Women’s Long Jump:
Only 5cm separates the first five performers on the yearly women's Long Jump list. That's not surprising in an event given to close finishes. In the last six editions of this meet, only 37mm has separated gold from silver on average.

Tatyana Kotova didn't jump until March began but reigns as a solid favourite to win the gold (even if by some minuscule margin). The 26-year-old Russian lost only once in 14 meets in '01 and won both the European Championships and World Cup.

Kotova's top competition will come from teammate Olga Rublyova, unless Brazilian Maurren Maggi--who beat Kotova for last year's Grand Prix Final title--is in any kind of form. She has no indoor performances to judge her by. Kravets could score well here too.

Men’s Long Jump:
The men's Long Jump will be conspicuous by the absence of Iván Pedroso. The most honoured athlete in World Indoor Championships history, the Cuban has seen injury prevent him from being able to try to win a record sixth straight gold medal in the meet.

Pedroso would have had to have been at his best, however, to turn back the powerful duo of Miguel Pate and Dwight Phillips, who knocked number one world ranker Savanté Stringfellow off the U.S. team. Not to mention yearly world leader Yago Lamela (8.43). After several years of frustrating injury problems the Spaniard is quickly coming back to the form which saw him extend Pedroso to the limit in a titanic duel in Maebashi during the '99 Worlds.


Men’s Shot:
The world's top-rated men's shot putter, Adam Nelson, was unexpectedly bounced to 3rd at the U.S. Championships, but the Birmingham competition nonetheless looks like another U.S. vs. Ukraine battle. Throwers from those two nations have won 8 of the last 9 medals awarded in this event.

The U.S. will be led by defending champion (and three time World Outdoor winner) John Godina, ably backed up by the year's longest thrower, Kevin Toth (21.70). Ukraine will be led by ’97 winner (and '99 bronze medalist) Yuriy Belonog, who has reached a lifetime best 21.46 this year. Those three plus Olympic gold medallist Arsi Harju Finland seem miles ahead of everyone else.


Women’s Shot:
Based on early-season form, Vita Pavlysh is miles ahead of the rest of the women's putters, giving Ukraine a leg up on two golds in that event. The ’97 gold medallist, Pavlysh has a full half-metre on her competitors coming in, her 20.44 making her the year's only 20m performer.
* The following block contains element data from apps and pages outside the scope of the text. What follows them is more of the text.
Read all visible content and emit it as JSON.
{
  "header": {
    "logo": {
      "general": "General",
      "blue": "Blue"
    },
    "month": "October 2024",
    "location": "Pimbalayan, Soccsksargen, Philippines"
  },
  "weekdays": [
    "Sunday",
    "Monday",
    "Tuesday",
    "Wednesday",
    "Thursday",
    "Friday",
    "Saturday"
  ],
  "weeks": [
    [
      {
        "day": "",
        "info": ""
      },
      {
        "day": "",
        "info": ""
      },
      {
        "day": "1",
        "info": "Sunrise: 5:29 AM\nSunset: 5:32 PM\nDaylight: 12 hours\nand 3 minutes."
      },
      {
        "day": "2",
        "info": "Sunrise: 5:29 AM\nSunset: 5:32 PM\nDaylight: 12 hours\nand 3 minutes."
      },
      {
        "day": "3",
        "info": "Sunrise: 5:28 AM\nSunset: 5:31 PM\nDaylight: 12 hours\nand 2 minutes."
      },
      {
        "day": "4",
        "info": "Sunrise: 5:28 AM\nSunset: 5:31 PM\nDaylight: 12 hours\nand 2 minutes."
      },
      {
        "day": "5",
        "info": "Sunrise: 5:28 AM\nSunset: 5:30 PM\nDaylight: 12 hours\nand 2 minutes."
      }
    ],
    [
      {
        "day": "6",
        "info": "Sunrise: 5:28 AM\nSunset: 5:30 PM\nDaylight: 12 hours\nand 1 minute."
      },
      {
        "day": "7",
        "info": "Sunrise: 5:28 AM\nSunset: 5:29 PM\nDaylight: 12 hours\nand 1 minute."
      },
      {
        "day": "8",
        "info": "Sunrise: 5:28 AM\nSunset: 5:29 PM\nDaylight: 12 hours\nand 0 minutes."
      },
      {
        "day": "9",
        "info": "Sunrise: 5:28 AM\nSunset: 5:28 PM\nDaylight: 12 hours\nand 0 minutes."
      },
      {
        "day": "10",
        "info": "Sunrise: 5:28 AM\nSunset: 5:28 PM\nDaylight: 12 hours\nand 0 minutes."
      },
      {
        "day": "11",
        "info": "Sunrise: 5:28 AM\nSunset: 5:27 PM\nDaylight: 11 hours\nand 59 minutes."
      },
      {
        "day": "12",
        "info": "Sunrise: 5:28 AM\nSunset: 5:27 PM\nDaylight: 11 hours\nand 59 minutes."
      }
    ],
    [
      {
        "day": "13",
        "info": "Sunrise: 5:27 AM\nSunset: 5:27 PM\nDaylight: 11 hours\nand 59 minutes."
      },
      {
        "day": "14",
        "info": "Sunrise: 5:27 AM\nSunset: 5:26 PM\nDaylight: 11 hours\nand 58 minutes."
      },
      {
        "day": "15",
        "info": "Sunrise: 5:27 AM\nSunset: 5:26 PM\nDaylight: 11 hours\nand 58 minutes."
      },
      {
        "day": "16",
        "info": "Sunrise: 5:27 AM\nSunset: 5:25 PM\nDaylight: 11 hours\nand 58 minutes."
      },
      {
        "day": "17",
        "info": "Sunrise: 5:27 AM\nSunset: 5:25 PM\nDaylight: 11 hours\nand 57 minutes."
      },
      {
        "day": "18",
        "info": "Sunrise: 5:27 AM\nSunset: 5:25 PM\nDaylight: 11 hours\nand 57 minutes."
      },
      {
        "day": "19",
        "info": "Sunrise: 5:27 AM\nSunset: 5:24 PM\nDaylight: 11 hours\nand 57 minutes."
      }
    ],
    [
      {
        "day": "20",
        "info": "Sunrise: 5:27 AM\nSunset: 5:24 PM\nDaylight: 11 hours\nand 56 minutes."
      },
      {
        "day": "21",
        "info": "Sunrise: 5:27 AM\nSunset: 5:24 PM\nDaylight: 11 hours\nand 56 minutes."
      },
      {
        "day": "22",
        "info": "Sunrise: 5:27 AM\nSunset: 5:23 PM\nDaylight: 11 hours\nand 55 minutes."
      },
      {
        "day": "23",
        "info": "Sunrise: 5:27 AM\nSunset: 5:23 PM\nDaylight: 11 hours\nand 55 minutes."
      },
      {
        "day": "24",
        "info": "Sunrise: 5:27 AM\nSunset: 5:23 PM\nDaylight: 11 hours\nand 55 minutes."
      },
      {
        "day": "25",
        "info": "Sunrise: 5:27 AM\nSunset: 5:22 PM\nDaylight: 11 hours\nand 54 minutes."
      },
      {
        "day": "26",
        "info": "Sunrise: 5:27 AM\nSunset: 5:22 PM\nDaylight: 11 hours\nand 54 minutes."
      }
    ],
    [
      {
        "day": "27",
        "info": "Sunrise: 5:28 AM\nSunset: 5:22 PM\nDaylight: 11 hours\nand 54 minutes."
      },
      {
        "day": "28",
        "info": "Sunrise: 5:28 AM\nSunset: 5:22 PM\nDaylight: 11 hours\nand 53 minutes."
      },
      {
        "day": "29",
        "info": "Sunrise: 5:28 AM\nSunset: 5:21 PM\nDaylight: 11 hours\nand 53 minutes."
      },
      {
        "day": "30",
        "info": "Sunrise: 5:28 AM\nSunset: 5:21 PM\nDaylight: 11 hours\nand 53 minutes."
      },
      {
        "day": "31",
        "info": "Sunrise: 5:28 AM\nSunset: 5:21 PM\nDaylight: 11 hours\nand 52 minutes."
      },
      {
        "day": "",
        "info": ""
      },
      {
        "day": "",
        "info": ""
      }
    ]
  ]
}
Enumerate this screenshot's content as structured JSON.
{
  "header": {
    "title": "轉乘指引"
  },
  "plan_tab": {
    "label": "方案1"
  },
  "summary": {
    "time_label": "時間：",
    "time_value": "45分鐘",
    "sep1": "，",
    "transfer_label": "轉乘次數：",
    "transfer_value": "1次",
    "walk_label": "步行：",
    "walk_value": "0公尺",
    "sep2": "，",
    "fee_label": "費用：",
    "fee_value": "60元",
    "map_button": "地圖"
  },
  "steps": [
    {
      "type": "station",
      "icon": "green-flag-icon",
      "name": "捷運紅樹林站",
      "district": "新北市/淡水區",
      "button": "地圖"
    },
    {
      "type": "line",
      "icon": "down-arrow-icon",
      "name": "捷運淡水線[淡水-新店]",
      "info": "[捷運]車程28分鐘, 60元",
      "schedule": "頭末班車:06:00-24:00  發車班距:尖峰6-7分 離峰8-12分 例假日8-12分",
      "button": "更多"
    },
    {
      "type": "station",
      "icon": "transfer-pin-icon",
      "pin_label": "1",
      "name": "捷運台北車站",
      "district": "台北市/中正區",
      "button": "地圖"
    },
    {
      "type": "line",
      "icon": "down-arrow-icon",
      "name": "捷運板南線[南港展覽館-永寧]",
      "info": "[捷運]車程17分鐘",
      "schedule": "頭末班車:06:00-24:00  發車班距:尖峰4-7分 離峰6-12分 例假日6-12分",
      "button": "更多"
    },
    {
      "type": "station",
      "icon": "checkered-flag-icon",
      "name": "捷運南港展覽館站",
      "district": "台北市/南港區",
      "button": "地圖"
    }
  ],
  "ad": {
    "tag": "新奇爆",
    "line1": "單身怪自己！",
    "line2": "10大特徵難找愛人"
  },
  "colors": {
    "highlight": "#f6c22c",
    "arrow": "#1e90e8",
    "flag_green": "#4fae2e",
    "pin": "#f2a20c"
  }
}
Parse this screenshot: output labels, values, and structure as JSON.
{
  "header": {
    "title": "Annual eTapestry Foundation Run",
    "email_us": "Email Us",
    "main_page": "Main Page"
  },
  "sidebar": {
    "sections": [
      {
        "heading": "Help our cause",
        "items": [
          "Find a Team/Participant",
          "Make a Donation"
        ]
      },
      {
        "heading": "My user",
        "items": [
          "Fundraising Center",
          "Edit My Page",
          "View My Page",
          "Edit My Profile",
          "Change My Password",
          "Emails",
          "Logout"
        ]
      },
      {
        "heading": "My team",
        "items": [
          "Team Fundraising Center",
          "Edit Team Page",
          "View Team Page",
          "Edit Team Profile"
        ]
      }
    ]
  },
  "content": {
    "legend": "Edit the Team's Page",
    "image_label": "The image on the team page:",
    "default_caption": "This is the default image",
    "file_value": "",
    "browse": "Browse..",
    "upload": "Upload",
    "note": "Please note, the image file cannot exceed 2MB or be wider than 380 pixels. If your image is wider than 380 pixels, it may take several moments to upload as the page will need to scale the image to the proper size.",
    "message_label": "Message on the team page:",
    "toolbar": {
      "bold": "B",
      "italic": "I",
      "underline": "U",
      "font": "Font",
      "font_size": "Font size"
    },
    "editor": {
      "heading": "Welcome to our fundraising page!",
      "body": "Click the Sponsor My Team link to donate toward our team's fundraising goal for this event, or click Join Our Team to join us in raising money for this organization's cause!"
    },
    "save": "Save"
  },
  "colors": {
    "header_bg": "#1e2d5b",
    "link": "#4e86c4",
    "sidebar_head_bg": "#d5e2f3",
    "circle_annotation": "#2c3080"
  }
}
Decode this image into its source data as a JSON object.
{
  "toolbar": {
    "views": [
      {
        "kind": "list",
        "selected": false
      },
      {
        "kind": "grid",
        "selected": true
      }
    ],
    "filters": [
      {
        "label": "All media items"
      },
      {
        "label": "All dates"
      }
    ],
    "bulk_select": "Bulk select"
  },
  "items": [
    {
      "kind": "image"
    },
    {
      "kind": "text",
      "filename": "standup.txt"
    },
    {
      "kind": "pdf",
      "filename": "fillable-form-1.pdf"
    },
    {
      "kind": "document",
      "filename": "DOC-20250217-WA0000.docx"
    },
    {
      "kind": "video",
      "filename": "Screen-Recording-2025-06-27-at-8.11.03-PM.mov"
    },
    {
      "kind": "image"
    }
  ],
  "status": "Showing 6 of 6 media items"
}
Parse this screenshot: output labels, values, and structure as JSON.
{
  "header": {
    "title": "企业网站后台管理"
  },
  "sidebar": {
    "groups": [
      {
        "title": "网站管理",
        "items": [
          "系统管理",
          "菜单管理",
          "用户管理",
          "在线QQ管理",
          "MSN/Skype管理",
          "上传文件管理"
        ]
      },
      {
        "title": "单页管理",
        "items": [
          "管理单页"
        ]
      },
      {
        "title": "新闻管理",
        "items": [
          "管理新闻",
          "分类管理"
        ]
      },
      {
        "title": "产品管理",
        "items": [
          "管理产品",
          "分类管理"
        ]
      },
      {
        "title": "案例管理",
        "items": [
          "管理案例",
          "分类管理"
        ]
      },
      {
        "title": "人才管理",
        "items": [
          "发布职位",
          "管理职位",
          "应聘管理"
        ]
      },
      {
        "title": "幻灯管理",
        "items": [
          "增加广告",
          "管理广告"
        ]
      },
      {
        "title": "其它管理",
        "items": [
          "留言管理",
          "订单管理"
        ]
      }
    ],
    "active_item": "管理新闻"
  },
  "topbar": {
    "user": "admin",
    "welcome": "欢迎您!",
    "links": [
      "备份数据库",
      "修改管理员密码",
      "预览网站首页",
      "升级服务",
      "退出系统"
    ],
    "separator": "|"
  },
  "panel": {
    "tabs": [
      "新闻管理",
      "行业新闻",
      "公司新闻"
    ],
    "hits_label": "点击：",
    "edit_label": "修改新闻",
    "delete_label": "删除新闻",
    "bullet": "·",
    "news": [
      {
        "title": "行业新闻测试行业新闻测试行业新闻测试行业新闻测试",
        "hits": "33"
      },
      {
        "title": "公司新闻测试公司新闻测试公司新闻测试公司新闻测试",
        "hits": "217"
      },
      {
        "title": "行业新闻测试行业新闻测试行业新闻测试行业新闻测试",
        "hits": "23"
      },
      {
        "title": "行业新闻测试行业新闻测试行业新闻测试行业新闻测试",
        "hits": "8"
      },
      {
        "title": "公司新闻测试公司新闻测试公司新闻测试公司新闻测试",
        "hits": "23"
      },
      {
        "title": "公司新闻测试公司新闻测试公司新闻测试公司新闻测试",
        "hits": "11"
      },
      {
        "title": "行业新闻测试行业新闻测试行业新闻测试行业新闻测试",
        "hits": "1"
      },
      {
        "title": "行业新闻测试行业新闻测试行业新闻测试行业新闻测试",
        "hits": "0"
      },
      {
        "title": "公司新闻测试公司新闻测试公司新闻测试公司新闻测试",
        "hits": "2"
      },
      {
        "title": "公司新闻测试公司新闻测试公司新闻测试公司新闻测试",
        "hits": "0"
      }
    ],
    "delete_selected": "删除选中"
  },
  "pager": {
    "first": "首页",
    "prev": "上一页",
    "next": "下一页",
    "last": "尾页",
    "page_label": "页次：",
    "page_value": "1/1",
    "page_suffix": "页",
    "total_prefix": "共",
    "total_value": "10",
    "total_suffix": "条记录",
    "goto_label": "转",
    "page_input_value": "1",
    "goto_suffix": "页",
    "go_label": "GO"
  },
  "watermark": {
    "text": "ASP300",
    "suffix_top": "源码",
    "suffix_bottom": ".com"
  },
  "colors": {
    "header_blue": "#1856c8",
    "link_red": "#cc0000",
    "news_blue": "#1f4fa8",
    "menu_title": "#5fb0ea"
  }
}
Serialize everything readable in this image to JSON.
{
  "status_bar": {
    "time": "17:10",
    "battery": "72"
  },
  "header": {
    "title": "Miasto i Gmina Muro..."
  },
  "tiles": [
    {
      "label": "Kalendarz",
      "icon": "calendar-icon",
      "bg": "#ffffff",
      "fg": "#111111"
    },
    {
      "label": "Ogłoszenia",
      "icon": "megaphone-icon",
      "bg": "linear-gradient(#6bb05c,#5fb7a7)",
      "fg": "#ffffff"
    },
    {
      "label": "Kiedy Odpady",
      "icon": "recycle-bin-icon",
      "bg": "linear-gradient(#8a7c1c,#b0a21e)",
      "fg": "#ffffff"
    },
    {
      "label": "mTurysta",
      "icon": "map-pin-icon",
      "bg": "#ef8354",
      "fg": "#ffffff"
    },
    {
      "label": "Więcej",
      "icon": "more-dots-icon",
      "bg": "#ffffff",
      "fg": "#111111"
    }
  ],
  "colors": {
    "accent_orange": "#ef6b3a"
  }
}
Her stiffest competition will come from a pair of Russians (Svetlana Krivelyova and Irina Khorzanenko) and the German duo (Nadine Kleinert-Schmitt and Astrid Kumbernuss). Khorzanenko, who easily won both the European Championships and World Cup last year, came up big when it counted.

Garry Hill for the IAAF